HOW TO COMPLETE THIS TASK ▸
In the entries, find all lines that hold the word "JSON" and copy them.

DATASET ▸
=== Section Start ===

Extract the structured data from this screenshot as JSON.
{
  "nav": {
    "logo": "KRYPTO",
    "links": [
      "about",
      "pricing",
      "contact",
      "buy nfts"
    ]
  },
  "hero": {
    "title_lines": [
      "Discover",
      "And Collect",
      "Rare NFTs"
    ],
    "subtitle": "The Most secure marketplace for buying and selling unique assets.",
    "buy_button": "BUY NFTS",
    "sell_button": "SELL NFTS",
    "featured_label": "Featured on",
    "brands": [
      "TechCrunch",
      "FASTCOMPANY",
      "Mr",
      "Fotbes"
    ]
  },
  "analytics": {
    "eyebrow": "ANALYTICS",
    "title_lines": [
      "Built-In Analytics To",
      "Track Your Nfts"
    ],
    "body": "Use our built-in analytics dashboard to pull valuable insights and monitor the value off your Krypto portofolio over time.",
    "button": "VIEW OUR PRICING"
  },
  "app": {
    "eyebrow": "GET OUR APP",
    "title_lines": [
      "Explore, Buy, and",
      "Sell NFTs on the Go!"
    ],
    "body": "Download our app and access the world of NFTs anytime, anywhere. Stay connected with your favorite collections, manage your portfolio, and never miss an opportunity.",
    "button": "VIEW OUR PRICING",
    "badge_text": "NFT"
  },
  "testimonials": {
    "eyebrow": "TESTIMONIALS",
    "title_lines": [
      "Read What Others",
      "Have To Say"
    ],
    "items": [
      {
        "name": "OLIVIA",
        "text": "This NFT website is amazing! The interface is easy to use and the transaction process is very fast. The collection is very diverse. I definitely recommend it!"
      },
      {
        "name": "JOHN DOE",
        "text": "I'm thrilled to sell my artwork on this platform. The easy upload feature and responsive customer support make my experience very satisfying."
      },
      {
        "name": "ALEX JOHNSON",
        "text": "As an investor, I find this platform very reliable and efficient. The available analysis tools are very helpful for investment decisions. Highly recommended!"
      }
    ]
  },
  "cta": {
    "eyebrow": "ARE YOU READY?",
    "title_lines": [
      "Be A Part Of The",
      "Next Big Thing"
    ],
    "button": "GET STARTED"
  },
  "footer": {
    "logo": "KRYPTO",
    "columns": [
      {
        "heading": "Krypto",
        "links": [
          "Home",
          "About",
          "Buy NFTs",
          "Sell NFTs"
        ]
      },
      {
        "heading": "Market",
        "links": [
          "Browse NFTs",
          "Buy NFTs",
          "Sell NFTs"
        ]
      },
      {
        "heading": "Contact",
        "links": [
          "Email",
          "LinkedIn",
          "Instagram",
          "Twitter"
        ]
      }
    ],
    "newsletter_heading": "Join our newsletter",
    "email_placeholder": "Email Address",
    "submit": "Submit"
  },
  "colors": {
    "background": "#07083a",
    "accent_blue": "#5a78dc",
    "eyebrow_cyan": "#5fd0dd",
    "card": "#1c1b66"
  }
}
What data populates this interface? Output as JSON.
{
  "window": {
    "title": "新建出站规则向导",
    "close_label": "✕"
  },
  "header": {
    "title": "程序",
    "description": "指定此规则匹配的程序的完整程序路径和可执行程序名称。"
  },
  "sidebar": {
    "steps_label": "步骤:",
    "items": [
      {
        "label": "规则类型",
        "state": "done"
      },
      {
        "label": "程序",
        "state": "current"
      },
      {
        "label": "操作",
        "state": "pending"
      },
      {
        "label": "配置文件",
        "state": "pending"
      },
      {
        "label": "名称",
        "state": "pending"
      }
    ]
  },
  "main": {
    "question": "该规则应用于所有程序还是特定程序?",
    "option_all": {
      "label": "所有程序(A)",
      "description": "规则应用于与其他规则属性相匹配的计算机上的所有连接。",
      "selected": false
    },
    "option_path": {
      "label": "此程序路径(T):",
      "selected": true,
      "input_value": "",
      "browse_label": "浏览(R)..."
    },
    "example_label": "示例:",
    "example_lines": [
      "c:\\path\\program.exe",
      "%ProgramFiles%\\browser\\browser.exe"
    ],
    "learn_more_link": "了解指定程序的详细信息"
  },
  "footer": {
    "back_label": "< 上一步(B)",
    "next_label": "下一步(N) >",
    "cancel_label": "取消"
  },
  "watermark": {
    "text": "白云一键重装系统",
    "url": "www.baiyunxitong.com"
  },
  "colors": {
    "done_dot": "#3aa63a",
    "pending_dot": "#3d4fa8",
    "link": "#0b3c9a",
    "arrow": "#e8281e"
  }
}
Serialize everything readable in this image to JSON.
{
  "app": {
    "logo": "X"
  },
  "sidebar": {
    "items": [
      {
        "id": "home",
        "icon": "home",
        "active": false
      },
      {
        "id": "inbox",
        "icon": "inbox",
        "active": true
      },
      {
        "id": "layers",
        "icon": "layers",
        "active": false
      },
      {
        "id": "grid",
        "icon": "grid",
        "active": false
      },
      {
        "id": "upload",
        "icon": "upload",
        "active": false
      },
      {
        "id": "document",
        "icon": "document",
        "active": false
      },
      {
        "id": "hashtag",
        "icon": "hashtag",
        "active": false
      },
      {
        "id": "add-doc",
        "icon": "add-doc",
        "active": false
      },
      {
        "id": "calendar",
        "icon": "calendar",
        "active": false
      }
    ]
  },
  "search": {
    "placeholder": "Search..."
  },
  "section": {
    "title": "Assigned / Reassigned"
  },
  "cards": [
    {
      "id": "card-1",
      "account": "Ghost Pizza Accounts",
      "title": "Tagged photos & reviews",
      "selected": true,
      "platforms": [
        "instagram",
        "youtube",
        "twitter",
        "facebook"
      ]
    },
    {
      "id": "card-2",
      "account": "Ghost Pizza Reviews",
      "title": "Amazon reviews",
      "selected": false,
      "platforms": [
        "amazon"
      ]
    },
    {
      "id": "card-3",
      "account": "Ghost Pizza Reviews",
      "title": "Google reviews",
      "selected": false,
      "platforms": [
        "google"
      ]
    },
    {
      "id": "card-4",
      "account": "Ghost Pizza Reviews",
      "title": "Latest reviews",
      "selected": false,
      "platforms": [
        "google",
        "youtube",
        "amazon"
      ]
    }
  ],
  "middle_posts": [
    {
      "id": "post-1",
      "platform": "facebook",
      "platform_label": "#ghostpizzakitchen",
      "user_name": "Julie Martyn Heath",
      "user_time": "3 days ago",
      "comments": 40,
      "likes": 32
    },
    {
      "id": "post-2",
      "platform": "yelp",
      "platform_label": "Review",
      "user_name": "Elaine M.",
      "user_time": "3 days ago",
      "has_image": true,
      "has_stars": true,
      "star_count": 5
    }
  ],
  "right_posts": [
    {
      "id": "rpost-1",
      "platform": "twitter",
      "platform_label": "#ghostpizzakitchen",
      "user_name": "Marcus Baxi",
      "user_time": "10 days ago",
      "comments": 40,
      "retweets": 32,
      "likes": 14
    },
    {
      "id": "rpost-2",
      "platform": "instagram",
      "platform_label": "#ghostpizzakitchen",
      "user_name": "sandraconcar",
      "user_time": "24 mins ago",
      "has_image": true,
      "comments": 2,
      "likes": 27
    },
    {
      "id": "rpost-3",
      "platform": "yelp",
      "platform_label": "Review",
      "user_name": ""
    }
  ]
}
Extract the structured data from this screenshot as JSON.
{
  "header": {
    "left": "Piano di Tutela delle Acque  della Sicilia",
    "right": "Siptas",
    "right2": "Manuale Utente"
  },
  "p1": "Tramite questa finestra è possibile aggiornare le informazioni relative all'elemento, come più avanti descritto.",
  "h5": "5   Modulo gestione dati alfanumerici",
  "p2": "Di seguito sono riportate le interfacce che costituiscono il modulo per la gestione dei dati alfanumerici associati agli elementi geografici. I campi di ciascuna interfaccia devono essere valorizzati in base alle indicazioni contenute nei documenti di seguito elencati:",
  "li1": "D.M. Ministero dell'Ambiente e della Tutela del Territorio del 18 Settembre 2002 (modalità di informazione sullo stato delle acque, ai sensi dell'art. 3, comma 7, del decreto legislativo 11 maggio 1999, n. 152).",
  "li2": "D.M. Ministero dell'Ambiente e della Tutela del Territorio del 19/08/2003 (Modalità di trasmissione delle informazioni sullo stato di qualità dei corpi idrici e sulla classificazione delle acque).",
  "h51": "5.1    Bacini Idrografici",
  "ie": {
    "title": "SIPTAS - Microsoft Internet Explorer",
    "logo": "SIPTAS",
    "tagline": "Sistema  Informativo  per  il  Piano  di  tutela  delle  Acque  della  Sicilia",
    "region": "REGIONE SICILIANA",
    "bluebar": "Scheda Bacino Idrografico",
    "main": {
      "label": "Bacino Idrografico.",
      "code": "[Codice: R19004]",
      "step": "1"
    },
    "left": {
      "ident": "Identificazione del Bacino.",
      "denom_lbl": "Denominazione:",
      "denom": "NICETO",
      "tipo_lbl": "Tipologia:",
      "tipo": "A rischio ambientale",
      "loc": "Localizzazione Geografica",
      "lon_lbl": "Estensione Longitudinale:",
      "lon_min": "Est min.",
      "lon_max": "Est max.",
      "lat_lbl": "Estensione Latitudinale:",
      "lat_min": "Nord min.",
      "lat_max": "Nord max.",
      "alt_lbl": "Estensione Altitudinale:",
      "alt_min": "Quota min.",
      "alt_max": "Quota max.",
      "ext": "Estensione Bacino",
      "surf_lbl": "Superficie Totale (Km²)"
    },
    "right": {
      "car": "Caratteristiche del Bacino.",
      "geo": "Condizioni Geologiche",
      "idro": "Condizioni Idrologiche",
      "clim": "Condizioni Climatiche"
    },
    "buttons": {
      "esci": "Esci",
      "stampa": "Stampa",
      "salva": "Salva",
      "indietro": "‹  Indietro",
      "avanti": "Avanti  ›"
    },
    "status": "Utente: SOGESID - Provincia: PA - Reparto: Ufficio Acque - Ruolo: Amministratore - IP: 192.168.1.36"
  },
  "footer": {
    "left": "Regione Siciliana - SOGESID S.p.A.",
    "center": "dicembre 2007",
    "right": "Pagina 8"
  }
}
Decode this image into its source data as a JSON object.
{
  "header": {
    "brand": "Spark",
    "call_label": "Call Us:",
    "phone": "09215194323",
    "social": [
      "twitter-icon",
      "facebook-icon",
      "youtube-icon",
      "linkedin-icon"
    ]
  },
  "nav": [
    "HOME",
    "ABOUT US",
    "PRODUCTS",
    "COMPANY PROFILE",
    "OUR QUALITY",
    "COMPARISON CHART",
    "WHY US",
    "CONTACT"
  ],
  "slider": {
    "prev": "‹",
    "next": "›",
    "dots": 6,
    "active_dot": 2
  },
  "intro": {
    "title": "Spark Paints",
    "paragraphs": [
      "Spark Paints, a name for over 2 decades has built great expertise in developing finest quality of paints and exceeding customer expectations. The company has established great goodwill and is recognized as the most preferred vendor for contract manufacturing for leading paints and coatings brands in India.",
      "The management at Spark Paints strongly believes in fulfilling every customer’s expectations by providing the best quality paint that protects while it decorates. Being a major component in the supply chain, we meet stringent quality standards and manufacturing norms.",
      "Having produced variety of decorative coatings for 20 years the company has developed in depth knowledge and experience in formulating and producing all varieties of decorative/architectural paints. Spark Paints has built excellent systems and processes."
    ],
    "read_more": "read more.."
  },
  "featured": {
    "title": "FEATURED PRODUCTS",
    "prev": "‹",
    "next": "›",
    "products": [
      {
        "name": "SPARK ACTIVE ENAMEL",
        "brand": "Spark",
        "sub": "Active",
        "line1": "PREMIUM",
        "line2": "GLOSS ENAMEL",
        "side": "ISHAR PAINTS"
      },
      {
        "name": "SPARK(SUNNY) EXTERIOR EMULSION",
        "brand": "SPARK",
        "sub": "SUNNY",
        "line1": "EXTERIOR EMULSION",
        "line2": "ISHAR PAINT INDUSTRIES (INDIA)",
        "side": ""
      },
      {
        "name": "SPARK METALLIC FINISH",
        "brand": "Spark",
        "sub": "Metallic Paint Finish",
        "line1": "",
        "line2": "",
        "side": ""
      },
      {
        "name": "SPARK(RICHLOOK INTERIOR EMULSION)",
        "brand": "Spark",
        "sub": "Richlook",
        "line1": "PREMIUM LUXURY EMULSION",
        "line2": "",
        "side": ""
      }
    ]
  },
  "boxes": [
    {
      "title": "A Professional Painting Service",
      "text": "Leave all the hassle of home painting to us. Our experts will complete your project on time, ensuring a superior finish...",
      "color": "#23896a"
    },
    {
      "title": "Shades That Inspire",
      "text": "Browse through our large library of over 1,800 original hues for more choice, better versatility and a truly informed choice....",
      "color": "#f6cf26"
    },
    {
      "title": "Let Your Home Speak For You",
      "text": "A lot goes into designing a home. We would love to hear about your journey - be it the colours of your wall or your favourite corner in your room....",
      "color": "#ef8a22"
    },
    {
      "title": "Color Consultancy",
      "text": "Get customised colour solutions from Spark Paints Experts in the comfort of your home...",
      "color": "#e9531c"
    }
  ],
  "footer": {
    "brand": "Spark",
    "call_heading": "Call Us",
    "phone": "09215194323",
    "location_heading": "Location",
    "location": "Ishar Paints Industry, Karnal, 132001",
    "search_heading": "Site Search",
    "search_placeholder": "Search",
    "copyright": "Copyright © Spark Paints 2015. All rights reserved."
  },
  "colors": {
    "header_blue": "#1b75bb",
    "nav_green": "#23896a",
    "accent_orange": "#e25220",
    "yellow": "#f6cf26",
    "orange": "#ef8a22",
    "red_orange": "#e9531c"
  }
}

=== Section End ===

EXERCISE ANSWER ▸
Extract the structured data from this screenshot as JSON.
What data populates this interface? Output as JSON.
Serialize everything readable in this image to JSON.
Extract the structured data from this screenshot as JSON.
Decode this image into its source data as a JSON object.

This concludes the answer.